▶ [Records for this exercise]
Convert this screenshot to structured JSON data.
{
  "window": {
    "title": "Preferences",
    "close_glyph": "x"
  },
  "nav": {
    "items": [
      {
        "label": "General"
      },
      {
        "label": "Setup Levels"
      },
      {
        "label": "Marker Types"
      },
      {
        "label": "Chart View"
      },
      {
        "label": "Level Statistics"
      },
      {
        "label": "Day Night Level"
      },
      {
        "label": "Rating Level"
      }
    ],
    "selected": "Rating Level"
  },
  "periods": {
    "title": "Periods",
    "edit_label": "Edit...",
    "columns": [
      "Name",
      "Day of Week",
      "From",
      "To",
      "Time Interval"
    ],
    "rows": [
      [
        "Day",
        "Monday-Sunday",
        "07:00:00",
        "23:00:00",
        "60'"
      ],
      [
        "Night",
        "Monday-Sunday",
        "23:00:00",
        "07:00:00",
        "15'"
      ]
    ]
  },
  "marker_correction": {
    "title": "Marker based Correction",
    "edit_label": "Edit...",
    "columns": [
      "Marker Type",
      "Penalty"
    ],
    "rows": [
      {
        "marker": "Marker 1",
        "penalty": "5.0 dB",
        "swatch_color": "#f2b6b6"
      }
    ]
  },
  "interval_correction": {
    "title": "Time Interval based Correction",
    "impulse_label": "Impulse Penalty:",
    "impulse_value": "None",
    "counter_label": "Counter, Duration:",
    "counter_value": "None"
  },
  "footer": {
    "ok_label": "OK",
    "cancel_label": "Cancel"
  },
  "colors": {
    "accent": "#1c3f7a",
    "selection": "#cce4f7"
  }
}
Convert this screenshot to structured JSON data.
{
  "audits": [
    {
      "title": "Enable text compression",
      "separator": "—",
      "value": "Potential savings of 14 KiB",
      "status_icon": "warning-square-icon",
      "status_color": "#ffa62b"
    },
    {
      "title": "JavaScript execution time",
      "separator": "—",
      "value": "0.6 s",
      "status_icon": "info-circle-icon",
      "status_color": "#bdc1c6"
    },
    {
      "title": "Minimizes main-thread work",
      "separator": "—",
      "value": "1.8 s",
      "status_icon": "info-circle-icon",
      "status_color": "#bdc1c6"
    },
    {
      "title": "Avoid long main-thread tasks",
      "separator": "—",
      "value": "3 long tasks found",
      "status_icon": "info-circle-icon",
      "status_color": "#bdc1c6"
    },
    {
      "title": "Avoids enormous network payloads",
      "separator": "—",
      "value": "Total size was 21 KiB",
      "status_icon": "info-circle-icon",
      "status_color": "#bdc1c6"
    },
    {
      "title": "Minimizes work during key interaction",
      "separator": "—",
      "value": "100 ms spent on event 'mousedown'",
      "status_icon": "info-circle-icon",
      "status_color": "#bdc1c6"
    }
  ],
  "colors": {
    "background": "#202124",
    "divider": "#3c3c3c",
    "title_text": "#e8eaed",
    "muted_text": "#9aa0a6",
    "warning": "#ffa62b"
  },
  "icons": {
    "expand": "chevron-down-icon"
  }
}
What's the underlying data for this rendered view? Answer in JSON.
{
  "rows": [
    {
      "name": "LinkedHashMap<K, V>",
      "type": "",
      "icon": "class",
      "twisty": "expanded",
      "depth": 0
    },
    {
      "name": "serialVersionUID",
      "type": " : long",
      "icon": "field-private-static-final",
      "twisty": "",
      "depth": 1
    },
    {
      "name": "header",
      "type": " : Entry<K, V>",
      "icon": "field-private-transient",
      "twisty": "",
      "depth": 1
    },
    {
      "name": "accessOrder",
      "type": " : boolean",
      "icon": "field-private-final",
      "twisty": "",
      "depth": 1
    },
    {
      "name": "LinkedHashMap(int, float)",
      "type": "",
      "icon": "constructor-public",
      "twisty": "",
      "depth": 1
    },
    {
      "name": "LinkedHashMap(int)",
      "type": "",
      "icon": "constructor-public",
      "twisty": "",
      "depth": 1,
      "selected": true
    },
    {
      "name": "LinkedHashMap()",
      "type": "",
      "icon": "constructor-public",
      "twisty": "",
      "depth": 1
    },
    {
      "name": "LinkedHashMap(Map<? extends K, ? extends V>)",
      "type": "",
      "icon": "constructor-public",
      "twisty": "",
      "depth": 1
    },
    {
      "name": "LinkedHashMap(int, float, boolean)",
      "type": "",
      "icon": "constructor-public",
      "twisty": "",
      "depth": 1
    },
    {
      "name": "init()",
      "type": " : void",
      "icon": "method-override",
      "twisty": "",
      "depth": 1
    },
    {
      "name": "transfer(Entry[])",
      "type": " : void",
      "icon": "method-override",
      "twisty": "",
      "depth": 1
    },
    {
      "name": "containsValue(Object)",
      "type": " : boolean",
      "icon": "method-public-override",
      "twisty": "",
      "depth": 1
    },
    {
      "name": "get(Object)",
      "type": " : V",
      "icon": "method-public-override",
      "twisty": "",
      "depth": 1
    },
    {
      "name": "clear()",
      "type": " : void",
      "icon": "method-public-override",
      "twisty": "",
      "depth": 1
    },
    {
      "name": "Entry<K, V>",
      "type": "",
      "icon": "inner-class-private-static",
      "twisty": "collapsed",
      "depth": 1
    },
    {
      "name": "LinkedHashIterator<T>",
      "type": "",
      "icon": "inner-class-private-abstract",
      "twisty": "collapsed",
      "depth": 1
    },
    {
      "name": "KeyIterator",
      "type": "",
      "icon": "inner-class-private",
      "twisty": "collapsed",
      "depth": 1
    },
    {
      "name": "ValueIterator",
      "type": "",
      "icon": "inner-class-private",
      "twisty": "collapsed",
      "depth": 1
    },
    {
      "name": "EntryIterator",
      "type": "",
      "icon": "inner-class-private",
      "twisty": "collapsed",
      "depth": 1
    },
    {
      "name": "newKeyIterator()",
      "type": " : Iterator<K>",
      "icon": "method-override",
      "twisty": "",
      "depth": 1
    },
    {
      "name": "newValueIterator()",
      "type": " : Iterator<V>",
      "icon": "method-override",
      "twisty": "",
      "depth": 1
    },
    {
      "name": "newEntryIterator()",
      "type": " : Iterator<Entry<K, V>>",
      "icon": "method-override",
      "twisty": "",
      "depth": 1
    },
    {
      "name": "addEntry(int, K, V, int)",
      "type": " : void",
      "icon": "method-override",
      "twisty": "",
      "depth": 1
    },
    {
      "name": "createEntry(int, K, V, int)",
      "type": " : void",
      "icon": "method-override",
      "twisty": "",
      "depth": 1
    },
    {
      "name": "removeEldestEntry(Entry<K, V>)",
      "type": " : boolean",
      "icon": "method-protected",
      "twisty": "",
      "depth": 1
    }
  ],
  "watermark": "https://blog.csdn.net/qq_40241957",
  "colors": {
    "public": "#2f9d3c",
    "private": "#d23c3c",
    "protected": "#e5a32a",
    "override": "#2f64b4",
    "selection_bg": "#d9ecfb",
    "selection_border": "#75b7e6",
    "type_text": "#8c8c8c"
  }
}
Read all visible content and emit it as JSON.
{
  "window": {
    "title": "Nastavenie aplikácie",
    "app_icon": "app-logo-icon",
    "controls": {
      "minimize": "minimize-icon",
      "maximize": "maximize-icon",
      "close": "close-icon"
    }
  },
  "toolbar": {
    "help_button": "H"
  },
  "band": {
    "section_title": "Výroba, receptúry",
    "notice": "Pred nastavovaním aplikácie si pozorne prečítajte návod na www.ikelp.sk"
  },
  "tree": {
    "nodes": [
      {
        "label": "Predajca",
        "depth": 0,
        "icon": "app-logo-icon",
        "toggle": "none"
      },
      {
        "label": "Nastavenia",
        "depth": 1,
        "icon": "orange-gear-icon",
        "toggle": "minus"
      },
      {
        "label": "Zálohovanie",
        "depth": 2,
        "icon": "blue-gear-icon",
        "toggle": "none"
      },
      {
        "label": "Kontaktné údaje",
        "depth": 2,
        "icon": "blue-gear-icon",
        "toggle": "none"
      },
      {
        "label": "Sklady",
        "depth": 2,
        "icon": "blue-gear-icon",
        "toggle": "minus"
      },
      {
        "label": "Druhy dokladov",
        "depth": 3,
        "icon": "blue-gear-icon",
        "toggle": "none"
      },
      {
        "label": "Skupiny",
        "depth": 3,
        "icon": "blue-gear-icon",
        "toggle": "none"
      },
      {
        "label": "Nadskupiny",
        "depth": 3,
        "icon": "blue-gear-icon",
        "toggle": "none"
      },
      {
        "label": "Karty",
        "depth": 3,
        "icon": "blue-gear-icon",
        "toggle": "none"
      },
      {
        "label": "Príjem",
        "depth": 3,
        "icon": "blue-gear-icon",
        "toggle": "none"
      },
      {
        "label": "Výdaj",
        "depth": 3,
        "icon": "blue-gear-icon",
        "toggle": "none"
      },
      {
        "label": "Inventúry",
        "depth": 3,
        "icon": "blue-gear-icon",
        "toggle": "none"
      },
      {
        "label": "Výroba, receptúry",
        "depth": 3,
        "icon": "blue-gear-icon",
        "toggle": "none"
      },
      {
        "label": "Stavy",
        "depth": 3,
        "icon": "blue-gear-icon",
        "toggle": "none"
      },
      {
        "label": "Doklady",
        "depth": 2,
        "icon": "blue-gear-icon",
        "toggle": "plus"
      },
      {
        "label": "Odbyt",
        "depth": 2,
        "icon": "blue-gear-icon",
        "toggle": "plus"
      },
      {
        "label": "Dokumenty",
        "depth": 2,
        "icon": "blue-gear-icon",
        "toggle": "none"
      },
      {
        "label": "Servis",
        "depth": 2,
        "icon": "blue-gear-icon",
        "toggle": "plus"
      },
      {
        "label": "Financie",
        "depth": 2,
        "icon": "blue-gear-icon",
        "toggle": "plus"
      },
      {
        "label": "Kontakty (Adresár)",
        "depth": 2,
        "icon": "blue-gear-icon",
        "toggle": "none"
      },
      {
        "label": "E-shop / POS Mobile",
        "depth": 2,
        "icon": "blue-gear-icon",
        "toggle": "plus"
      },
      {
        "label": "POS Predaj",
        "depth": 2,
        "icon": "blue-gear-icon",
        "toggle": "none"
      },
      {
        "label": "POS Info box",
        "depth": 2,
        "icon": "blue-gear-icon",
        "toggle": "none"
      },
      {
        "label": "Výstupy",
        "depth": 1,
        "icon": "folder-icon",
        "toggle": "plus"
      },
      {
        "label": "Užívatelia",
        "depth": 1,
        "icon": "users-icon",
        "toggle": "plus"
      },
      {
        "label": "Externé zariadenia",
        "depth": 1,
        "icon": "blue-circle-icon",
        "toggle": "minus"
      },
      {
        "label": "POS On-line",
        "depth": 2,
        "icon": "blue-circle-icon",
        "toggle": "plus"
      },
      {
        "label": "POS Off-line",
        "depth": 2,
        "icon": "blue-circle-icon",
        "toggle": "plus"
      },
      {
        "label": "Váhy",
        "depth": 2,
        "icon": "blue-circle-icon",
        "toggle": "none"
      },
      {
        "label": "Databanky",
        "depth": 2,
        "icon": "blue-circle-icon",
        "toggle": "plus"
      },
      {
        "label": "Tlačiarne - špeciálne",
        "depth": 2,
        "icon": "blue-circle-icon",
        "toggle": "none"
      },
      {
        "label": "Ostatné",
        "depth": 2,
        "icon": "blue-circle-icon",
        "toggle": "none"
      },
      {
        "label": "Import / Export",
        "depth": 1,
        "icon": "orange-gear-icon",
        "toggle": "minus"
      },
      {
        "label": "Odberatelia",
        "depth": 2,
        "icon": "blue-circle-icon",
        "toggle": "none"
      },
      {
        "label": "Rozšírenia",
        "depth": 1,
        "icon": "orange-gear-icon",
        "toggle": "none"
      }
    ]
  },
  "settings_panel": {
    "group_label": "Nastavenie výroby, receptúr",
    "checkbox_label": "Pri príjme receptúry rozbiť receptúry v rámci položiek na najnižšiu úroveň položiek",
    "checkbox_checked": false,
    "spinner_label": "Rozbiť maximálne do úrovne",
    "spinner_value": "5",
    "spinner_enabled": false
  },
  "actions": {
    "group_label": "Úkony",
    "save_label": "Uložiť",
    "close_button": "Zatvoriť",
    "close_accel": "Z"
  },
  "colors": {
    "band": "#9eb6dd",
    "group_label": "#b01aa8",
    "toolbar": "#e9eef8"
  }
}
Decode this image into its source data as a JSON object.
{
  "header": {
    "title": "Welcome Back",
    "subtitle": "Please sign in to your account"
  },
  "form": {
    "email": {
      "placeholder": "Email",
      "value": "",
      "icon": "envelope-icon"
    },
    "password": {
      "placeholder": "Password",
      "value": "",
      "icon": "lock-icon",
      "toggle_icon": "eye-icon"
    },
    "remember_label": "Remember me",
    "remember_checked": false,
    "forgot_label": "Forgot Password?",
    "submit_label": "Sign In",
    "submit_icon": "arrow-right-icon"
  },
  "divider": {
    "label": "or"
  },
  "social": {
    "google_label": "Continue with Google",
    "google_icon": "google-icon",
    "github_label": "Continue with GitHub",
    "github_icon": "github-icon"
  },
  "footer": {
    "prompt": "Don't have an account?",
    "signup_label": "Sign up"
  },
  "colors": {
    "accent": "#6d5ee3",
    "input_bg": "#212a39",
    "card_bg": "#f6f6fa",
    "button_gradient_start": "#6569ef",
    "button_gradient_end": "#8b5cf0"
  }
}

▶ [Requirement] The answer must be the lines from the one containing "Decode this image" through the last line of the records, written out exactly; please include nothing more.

▶ [Exercise response]
Decode this image into its source data as a JSON object.
{
  "header": {
    "title": "Welcome Back",
    "subtitle": "Please sign in to your account"
  },
  "form": {
    "email": {
      "placeholder": "Email",
      "value": "",
      "icon": "envelope-icon"
    },
    "password": {
      "placeholder": "Password",
      "value": "",
      "icon": "lock-icon",
      "toggle_icon": "eye-icon"
    },
    "remember_label": "Remember me",
    "remember_checked": false,
    "forgot_label": "Forgot Password?",
    "submit_label": "Sign In",
    "submit_icon": "arrow-right-icon"
  },
  "divider": {
    "label": "or"
  },
  "social": {
    "google_label": "Continue with Google",
    "google_icon": "google-icon",
    "github_label": "Continue with GitHub",
    "github_icon": "github-icon"
  },
  "footer": {
    "prompt": "Don't have an account?",
    "signup_label": "Sign up"
  },
  "colors": {
    "accent": "#6d5ee3",
    "input_bg": "#212a39",
    "card_bg": "#f6f6fa",
    "button_gradient_start": "#6569ef",
    "button_gradient_end": "#8b5cf0"
  }
}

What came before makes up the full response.